Below are entries. Pull out all lines containing "full".

---- Extracted information

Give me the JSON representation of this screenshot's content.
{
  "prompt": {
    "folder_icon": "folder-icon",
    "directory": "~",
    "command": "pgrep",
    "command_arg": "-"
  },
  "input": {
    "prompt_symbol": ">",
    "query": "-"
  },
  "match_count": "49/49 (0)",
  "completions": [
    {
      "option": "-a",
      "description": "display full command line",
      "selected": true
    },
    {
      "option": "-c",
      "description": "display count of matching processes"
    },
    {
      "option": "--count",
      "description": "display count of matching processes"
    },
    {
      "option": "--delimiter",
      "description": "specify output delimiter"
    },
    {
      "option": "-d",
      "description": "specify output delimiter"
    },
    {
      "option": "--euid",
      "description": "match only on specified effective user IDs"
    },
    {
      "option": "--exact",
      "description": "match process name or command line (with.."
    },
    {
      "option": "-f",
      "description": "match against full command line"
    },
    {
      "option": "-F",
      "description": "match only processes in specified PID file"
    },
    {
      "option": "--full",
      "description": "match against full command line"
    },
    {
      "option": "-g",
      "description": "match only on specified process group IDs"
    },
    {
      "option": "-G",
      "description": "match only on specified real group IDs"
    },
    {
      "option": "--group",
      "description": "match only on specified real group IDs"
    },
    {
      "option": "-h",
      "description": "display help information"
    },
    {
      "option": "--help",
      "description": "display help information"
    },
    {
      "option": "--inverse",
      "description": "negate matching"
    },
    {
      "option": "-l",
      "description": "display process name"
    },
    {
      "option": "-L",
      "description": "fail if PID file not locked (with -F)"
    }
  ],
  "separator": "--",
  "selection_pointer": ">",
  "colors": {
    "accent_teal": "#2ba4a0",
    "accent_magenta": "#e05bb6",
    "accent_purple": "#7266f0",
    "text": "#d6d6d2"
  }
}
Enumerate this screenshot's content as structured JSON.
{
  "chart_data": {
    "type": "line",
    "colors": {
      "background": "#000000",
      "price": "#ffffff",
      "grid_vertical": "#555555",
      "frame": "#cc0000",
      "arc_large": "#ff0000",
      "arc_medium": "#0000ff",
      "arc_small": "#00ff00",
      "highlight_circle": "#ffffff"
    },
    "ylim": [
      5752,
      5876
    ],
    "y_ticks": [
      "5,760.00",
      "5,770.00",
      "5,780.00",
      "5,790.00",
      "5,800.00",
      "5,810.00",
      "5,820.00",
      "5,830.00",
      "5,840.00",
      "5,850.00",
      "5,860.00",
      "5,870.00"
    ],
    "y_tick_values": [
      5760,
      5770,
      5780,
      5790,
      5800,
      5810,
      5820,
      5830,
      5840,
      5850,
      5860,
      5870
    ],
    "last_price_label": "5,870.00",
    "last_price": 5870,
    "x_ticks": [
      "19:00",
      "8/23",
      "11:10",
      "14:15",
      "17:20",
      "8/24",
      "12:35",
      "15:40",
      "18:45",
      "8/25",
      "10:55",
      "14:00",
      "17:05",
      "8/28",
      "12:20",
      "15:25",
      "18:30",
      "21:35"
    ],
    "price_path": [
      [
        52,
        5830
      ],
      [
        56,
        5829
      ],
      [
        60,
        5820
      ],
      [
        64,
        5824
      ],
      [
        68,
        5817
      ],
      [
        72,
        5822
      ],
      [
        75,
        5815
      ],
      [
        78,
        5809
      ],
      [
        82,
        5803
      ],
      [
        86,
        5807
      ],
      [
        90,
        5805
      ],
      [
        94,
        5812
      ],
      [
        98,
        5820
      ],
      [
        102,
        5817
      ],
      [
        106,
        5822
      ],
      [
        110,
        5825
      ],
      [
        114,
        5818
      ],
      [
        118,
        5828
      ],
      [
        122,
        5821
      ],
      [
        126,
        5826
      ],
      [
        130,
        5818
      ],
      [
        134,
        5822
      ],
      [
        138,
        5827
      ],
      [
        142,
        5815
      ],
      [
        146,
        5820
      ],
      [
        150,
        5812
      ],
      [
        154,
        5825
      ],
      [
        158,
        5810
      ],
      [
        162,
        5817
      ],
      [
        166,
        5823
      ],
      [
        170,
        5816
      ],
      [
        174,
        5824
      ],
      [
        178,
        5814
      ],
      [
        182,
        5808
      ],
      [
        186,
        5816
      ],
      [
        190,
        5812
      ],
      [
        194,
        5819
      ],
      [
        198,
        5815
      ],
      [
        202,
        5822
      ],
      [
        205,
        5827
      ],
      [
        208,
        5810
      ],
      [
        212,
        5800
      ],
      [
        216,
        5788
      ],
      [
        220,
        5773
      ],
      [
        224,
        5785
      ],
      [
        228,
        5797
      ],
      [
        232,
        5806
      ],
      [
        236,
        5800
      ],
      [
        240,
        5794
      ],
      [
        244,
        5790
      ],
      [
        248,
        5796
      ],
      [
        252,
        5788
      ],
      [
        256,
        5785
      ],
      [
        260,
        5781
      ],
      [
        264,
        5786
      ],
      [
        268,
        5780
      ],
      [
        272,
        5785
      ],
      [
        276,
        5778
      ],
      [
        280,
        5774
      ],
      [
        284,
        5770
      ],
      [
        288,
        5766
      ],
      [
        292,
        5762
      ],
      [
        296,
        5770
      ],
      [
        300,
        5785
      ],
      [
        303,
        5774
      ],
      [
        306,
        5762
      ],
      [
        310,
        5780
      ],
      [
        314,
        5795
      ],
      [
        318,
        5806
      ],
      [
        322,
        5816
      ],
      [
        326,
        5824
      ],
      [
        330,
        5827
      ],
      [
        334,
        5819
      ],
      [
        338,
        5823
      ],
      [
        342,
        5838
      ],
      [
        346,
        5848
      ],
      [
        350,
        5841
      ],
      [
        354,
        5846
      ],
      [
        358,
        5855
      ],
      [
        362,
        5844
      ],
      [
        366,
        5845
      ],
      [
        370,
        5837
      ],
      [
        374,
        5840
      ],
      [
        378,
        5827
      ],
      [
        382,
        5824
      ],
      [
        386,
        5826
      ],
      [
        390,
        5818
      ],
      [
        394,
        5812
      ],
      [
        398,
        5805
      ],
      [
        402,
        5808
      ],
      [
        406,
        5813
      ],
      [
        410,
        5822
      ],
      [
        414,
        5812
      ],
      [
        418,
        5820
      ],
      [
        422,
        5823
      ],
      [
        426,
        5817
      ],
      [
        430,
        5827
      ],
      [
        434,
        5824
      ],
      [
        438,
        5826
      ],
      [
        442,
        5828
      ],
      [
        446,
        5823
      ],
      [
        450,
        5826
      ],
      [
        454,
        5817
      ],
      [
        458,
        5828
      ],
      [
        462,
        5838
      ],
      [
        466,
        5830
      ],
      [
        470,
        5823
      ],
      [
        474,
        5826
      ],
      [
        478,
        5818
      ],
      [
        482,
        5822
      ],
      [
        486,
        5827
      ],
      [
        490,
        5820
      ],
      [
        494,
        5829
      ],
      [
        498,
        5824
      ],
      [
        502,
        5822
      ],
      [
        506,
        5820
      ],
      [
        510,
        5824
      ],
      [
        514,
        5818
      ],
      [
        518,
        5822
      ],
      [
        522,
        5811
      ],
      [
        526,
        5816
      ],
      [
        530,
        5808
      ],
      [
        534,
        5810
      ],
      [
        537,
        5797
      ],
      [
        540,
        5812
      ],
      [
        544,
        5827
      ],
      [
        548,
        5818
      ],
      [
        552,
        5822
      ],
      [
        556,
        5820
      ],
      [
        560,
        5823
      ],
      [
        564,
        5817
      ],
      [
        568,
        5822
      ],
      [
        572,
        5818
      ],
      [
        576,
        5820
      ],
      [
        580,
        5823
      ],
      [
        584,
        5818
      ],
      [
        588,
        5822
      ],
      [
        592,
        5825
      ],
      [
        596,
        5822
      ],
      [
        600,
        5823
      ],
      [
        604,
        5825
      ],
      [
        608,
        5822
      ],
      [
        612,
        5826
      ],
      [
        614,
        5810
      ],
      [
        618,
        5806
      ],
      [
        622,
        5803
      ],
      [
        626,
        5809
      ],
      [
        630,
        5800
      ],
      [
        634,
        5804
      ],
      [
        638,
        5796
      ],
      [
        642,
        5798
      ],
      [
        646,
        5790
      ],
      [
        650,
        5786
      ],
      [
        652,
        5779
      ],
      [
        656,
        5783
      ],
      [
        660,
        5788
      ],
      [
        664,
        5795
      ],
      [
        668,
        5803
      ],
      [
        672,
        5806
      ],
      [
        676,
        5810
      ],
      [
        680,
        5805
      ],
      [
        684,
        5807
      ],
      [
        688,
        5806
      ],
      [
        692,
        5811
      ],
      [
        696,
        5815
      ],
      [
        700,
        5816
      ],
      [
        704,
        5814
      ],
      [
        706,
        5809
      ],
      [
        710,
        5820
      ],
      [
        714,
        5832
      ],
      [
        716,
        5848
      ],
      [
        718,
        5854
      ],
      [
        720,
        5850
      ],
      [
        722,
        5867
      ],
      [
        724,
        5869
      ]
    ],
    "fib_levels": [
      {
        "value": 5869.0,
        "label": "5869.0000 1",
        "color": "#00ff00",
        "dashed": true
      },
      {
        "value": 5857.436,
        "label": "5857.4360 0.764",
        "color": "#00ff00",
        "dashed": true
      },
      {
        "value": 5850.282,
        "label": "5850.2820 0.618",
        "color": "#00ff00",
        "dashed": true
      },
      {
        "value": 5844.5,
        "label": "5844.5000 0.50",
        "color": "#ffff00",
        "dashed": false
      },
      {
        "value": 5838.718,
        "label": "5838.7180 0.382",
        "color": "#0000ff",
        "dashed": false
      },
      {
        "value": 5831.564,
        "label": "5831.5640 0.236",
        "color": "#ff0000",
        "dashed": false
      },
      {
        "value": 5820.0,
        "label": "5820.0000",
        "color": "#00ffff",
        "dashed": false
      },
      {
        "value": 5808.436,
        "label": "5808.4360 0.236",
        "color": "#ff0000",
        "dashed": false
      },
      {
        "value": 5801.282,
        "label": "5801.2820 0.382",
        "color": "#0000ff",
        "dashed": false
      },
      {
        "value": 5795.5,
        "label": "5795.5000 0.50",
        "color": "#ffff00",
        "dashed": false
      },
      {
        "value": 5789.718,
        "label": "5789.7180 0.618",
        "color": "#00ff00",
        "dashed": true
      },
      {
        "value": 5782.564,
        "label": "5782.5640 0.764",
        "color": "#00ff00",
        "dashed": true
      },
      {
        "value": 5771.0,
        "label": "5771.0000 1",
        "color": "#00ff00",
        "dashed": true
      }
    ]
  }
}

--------

> Response to this exercise:
      "description": "display full command line",
      "description": "match against full command line"
      "option": "--full",
      "description": "match against full command line"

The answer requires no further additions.